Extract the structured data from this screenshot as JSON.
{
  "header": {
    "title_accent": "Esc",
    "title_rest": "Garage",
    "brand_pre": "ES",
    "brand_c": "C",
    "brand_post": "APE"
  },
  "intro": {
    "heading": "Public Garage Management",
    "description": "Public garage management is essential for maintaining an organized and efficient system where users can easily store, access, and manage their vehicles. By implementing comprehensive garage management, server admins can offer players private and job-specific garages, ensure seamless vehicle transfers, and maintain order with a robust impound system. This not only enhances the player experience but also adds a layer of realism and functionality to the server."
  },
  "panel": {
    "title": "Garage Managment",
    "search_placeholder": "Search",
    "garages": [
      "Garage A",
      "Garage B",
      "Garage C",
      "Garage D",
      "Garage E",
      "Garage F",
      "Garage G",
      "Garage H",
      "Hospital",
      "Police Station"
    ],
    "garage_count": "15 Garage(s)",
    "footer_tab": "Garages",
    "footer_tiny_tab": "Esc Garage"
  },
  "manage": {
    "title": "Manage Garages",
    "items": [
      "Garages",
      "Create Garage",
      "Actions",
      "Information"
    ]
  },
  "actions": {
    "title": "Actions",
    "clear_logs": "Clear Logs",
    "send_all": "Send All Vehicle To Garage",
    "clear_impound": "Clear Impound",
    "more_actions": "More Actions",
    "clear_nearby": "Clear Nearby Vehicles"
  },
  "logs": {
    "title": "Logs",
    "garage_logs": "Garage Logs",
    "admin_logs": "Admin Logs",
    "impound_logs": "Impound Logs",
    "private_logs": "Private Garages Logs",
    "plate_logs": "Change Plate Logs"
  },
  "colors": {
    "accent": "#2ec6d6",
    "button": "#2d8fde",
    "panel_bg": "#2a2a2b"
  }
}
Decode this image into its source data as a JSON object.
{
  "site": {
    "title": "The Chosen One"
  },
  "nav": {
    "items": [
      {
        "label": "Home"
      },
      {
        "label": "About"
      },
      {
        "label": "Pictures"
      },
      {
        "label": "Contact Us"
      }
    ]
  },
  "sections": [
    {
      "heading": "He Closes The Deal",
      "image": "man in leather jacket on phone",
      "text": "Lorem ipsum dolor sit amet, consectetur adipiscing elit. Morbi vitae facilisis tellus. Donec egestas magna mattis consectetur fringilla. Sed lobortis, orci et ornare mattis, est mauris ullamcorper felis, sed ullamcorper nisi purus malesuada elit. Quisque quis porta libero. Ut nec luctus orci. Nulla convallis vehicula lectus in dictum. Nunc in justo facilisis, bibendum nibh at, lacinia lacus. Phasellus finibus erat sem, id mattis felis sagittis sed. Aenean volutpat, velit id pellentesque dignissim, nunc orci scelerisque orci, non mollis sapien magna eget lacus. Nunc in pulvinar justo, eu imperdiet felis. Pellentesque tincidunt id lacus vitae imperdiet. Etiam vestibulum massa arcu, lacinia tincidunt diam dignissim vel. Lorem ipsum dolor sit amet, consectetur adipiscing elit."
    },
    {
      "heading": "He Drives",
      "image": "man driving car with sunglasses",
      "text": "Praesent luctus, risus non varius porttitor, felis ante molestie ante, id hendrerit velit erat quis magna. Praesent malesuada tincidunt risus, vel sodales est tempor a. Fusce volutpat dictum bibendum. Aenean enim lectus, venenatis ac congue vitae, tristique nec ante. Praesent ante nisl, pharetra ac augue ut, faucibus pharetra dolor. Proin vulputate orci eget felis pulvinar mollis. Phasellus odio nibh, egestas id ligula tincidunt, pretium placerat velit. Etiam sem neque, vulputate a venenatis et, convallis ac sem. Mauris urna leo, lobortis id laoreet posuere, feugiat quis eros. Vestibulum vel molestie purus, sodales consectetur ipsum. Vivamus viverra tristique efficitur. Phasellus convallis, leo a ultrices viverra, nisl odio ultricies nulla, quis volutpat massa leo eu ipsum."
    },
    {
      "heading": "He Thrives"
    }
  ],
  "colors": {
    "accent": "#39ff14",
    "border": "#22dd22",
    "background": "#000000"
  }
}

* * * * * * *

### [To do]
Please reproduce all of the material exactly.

### [Answer to the exercise]
Extract the structured data from this screenshot as JSON.
{
  "header": {
    "title_accent": "Esc",
    "title_rest": "Garage",
    "brand_pre": "ES",
    "brand_c": "C",
    "brand_post": "APE"
  },
  "intro": {
    "heading": "Public Garage Management",
    "description": "Public garage management is essential for maintaining an organized and efficient system where users can easily store, access, and manage their vehicles. By implementing comprehensive garage management, server admins can offer players private and job-specific garages, ensure seamless vehicle transfers, and maintain order with a robust impound system. This not only enhances the player experience but also adds a layer of realism and functionality to the server."
  },
  "panel": {
    "title": "Garage Managment",
    "search_placeholder": "Search",
    "garages": [
      "Garage A",
      "Garage B",
      "Garage C",
      "Garage D",
      "Garage E",
      "Garage F",
      "Garage G",
      "Garage H",
      "Hospital",
      "Police Station"
    ],
    "garage_count": "15 Garage(s)",
    "footer_tab": "Garages",
    "footer_tiny_tab": "Esc Garage"
  },
  "manage": {
    "title": "Manage Garages",
    "items": [
      "Garages",
      "Create Garage",
      "Actions",
      "Information"
    ]
  },
  "actions": {
    "title": "Actions",
    "clear_logs": "Clear Logs",
    "send_all": "Send All Vehicle To Garage",
    "clear_impound": "Clear Impound",
    "more_actions": "More Actions",
    "clear_nearby": "Clear Nearby Vehicles"
  },
  "logs": {
    "title": "Logs",
    "garage_logs": "Garage Logs",
    "admin_logs": "Admin Logs",
    "impound_logs": "Impound Logs",
    "private_logs": "Private Garages Logs",
    "plate_logs": "Change Plate Logs"
  },
  "colors": {
    "accent": "#2ec6d6",
    "button": "#2d8fde",
    "panel_bg": "#2a2a2b"
  }
}
Decode this image into its source data as a JSON object.
{
  "site": {
    "title": "The Chosen One"
  },
  "nav": {
    "items": [
      {
        "label": "Home"
      },
      {
        "label": "About"
      },
      {
        "label": "Pictures"
      },
      {
        "label": "Contact Us"
      }
    ]
  },
  "sections": [
    {
      "heading": "He Closes The Deal",
      "image": "man in leather jacket on phone",
      "text": "Lorem ipsum dolor sit amet, consectetur adipiscing elit. Morbi vitae facilisis tellus. Donec egestas magna mattis consectetur fringilla. Sed lobortis, orci et ornare mattis, est mauris ullamcorper felis, sed ullamcorper nisi purus malesuada elit. Quisque quis porta libero. Ut nec luctus orci. Nulla convallis vehicula lectus in dictum. Nunc in justo facilisis, bibendum nibh at, lacinia lacus. Phasellus finibus erat sem, id mattis felis sagittis sed. Aenean volutpat, velit id pellentesque dignissim, nunc orci scelerisque orci, non mollis sapien magna eget lacus. Nunc in pulvinar justo, eu imperdiet felis. Pellentesque tincidunt id lacus vitae imperdiet. Etiam vestibulum massa arcu, lacinia tincidunt diam dignissim vel. Lorem ipsum dolor sit amet, consectetur adipiscing elit."
    },
    {
      "heading": "He Drives",
      "image": "man driving car with sunglasses",
      "text": "Praesent luctus, risus non varius porttitor, felis ante molestie ante, id hendrerit velit erat quis magna. Praesent malesuada tincidunt risus, vel sodales est tempor a. Fusce volutpat dictum bibendum. Aenean enim lectus, venenatis ac congue vitae, tristique nec ante. Praesent ante nisl, pharetra ac augue ut, faucibus pharetra dolor. Proin vulputate orci eget felis pulvinar mollis. Phasellus odio nibh, egestas id ligula tincidunt, pretium placerat velit. Etiam sem neque, vulputate a venenatis et, convallis ac sem. Mauris urna leo, lobortis id laoreet posuere, feugiat quis eros. Vestibulum vel molestie purus, sodales consectetur ipsum. Vivamus viverra tristique efficitur. Phasellus convallis, leo a ultrices viverra, nisl odio ultricies nulla, quis volutpat massa leo eu ipsum."
    },
    {
      "heading": "He Thrives"
    }
  ],
  "colors": {
    "accent": "#39ff14",
    "border": "#22dd22",
    "background": "#000000"
  }
}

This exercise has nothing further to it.